Fundamentals 7. Do you have a system that makes it easy for employees with disabilities to request the tools and flexibility that they need in order to to do their jobs?
( Ensure everyone knows how to request adjustments, set a 'speed of delivery' standard, so that adjustments arrive quickly and efficiently - and trust your colleagues. It is very rare for people to ask for adjustments they do not need. Requiring employees to medically 'prove' they have a disability before making it easier for them to do their jobs creates needless delay and ill will. )
Fundamentals 8. Do you routinely assess whether reasonable adjustments are delivered efficiently and effectively for job candidates and for employees with disabilities?
( It is helpful to routinely ask the workforce: 'What happens when colleagues ask for adjustments? How long did we take to provide these tools and flexibility? How can we continue to improve the service?' )
Fundamentals 9. Do you ensure that any training undertaken by your company or by external training providers is accessible to employees with disabilities and effectively provides reasonable adjustments as needed?
( Require your training providers to ensure premises, e-learning resources and tests are accessible and to adjust their teaching methods as needed for individuals. )
Fundamentals 10. Do you have a policy which ensures the occupational safety and health (OSH) of all employees, and which includes explicit reference to colleagues with disabilities?
( Employers often report that even when a generic policy is intended to apply to all employees, individuals with disabilities are managed differently and/or their disability specific needs are overlooked in ways which trigger unintended risk.
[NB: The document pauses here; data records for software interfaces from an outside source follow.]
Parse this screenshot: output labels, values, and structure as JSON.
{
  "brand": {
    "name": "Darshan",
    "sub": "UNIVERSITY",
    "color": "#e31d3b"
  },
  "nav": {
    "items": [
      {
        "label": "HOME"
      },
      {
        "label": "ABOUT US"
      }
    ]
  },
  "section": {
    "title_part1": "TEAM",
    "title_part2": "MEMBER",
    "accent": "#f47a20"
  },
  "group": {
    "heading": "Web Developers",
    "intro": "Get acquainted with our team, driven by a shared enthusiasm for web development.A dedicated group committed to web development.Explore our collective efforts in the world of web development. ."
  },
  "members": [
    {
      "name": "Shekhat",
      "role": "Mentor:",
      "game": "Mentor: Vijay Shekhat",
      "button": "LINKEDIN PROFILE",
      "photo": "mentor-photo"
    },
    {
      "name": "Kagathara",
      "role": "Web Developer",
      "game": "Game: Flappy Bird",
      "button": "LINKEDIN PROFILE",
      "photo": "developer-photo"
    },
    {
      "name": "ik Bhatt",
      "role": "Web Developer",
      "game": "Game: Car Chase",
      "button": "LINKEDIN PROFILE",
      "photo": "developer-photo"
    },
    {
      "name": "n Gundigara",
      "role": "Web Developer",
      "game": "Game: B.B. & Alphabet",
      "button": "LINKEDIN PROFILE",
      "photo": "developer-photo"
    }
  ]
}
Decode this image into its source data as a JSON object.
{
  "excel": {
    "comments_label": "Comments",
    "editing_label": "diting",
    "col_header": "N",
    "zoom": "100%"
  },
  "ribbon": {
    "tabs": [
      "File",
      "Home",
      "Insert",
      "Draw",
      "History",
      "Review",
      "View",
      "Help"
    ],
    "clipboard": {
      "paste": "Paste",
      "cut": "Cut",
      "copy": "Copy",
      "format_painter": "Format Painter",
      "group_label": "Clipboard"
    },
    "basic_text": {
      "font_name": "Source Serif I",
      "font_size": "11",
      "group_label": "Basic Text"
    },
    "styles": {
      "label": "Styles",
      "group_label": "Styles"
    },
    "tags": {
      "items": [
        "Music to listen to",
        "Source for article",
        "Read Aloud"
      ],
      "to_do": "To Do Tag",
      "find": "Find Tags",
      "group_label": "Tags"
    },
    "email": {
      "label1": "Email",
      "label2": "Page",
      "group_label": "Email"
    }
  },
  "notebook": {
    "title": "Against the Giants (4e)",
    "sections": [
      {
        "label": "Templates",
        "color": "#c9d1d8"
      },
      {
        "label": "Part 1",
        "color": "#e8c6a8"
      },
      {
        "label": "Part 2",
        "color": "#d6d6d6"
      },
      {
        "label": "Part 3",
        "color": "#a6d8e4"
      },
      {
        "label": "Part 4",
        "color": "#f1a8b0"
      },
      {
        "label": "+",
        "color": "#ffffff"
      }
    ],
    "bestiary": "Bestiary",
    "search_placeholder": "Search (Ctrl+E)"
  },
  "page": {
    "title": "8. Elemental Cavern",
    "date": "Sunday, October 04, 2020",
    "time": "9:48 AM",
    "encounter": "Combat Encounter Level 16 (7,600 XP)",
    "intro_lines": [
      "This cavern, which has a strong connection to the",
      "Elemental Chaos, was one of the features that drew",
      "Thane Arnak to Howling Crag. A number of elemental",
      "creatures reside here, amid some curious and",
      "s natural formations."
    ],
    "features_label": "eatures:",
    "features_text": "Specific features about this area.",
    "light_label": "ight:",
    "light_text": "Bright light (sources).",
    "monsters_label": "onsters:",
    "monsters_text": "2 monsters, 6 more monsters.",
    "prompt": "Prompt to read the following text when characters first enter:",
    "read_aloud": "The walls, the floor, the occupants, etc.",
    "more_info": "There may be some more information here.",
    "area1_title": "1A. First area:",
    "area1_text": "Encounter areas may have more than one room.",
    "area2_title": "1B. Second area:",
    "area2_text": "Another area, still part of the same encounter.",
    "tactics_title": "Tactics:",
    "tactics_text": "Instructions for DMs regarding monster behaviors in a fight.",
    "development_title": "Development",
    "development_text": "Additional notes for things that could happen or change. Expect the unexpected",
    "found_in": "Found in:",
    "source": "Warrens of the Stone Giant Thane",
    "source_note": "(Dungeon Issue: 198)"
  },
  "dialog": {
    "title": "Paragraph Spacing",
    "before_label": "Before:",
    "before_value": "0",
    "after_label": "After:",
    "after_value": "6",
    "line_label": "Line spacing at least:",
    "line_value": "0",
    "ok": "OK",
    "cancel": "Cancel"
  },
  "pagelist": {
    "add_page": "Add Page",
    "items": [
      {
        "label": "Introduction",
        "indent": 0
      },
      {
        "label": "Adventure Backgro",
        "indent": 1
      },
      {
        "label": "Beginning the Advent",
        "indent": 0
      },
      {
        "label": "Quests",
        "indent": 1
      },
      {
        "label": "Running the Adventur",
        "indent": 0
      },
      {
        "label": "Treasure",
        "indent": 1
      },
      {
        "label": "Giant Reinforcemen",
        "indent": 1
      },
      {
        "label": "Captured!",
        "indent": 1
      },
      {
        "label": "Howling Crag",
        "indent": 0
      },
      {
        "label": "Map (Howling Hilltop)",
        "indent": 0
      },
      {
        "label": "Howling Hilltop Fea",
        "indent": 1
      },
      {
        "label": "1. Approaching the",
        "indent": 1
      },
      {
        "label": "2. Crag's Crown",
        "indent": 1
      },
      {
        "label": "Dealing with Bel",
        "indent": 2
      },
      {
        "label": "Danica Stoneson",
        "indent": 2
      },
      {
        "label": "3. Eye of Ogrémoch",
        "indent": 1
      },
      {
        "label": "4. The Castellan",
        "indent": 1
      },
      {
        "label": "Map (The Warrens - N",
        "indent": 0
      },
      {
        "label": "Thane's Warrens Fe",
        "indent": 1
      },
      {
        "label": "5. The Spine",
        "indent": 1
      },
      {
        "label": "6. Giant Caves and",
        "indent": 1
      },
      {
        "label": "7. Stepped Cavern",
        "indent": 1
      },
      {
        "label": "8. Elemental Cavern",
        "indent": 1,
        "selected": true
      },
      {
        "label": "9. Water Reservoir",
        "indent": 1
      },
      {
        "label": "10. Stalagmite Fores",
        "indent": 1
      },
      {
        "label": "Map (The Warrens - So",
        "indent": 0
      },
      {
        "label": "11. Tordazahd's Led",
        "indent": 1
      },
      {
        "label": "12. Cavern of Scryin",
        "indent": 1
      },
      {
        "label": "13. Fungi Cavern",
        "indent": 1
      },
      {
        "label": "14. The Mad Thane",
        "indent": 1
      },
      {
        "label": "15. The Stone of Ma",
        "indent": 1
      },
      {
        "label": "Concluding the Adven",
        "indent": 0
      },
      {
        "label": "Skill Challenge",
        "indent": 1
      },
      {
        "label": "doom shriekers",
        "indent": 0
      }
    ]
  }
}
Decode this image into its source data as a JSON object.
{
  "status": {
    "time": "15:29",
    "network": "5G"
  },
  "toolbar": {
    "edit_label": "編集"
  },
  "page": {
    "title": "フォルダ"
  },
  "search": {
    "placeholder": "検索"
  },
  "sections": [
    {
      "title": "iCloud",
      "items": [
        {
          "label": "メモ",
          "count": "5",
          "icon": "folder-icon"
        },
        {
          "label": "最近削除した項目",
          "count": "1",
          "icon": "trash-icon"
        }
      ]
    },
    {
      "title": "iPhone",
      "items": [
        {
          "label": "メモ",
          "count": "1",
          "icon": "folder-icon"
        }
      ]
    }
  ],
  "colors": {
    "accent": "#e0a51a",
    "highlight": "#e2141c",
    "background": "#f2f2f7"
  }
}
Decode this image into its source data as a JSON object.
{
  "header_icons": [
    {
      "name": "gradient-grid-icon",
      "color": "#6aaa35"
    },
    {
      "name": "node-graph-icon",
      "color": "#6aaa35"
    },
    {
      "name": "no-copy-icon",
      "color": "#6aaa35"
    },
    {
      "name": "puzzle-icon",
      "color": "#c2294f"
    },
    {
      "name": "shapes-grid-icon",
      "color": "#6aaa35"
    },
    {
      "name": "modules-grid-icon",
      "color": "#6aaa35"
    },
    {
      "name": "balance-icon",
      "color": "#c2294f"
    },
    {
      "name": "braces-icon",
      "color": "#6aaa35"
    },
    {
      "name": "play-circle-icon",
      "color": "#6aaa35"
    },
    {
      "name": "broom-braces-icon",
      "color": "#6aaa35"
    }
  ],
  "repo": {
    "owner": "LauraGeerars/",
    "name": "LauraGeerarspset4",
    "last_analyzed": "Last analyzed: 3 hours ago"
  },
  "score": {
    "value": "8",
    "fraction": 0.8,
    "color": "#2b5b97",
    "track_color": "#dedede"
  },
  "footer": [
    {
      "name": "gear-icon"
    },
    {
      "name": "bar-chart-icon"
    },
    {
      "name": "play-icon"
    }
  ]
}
Explicit reference to disabled colleagues helpfully reminds everyone that these key policies do indeed also apply to disabled people, whose particular OSH needs, such as emergency egress, must be addressed. )